═══ Excerpted records
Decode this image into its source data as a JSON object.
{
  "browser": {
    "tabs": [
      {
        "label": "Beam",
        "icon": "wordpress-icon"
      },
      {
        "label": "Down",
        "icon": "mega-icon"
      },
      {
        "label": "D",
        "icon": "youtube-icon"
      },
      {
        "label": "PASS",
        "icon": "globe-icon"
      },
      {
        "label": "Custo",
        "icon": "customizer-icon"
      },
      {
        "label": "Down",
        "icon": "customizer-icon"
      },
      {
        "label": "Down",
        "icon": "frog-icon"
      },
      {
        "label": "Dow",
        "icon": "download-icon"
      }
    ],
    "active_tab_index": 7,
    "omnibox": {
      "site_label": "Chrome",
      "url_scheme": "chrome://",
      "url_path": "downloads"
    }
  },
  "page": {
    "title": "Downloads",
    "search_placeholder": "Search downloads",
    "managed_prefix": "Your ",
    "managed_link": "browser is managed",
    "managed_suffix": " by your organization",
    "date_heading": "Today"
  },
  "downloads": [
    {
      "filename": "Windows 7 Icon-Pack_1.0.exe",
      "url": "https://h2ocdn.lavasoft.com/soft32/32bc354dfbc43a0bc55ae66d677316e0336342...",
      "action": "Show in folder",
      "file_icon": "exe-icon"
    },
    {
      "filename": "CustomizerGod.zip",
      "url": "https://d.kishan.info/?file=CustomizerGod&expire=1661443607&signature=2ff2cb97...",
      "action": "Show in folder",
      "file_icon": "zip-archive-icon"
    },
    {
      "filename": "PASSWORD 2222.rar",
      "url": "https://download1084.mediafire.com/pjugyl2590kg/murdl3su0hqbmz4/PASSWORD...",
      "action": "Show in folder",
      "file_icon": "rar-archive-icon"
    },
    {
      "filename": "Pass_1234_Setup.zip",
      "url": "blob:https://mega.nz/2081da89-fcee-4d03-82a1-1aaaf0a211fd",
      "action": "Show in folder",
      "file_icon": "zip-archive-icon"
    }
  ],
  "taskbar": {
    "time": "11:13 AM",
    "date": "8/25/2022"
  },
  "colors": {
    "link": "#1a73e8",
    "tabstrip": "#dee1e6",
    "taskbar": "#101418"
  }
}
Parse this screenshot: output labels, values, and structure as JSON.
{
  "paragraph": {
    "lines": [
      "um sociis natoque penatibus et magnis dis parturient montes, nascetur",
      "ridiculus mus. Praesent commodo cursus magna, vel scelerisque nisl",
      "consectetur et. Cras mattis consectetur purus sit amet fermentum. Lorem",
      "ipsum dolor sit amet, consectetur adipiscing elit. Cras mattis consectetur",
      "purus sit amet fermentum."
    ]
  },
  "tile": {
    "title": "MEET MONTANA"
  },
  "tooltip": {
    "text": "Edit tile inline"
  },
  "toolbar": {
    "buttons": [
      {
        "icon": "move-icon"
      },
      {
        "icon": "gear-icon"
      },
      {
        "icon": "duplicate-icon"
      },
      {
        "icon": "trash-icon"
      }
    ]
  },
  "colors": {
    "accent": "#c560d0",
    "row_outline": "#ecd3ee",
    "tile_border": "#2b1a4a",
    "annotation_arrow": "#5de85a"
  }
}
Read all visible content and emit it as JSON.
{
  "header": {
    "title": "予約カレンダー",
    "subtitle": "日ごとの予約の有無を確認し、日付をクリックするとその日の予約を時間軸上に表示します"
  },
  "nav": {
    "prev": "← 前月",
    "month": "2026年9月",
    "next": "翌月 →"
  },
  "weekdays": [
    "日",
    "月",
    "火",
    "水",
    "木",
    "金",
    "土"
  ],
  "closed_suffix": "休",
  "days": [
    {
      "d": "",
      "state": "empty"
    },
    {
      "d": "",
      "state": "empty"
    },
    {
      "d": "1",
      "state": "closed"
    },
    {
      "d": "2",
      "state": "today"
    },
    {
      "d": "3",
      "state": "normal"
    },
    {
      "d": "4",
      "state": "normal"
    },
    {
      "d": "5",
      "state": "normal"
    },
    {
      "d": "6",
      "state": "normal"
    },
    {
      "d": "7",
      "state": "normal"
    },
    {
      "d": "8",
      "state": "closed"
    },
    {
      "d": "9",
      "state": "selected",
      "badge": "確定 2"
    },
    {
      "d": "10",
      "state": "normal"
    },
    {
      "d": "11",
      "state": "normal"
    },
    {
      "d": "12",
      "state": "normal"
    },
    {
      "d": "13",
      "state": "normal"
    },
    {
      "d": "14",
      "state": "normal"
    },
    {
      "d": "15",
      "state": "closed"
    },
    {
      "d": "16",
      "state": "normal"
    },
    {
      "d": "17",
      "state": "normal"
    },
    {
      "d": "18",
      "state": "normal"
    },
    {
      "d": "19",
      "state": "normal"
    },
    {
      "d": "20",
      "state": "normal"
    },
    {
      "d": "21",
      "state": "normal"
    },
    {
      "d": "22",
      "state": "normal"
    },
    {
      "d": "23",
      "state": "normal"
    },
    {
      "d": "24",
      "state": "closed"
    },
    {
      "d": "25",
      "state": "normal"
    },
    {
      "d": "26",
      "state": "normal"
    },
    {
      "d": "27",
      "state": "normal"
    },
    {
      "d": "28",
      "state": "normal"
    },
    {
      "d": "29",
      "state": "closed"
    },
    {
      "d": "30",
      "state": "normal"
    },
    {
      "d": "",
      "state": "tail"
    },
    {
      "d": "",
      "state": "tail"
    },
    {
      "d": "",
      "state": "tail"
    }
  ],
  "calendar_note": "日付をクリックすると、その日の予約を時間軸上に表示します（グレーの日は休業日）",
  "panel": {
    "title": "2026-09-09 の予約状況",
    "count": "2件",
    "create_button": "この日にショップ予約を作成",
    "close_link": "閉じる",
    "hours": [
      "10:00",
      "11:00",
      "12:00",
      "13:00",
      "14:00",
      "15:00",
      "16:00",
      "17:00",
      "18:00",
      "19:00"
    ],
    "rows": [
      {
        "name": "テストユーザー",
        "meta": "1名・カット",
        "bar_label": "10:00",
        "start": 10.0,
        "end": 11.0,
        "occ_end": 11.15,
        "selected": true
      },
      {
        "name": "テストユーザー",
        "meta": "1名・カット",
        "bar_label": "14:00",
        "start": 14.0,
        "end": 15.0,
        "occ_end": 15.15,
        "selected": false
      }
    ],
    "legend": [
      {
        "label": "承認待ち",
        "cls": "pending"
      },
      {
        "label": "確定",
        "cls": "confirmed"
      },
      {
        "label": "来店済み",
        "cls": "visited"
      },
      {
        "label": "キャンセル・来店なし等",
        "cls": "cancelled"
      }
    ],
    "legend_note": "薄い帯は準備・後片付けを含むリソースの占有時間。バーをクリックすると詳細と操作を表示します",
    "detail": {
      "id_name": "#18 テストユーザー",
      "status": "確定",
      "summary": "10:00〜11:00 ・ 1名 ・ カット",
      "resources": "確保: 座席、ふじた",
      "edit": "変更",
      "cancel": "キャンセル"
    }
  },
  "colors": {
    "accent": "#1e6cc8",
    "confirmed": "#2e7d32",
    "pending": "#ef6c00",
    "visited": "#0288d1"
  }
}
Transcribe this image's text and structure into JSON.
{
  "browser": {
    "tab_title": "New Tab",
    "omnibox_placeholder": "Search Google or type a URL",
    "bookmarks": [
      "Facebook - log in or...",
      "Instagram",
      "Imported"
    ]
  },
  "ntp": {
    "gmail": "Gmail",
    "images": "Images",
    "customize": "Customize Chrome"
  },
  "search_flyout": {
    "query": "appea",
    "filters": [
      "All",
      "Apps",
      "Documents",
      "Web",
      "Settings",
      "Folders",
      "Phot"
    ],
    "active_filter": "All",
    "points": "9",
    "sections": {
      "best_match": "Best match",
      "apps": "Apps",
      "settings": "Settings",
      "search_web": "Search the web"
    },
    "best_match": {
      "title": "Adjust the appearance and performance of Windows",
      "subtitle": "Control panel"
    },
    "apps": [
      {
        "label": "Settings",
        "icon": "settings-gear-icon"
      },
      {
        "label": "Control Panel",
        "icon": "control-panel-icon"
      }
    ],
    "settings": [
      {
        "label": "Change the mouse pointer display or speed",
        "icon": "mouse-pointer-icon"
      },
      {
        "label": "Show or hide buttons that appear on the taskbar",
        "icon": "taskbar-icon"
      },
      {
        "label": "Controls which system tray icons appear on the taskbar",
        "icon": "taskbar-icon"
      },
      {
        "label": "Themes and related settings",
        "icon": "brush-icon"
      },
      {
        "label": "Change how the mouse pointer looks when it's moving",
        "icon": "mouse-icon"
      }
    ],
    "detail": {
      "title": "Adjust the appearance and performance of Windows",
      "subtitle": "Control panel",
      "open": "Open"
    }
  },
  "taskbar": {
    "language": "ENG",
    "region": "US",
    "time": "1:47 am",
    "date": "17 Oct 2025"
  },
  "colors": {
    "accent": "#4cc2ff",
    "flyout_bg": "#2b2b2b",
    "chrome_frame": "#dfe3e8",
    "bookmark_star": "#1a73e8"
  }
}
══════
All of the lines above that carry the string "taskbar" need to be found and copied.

__Written solution__.
  "taskbar": {
    "taskbar": "#101418"
        "label": "Show or hide buttons that appear on the taskbar",
        "icon": "taskbar-icon"
        "label": "Controls which system tray icons appear on the taskbar",
        "icon": "taskbar-icon"
  "taskbar": {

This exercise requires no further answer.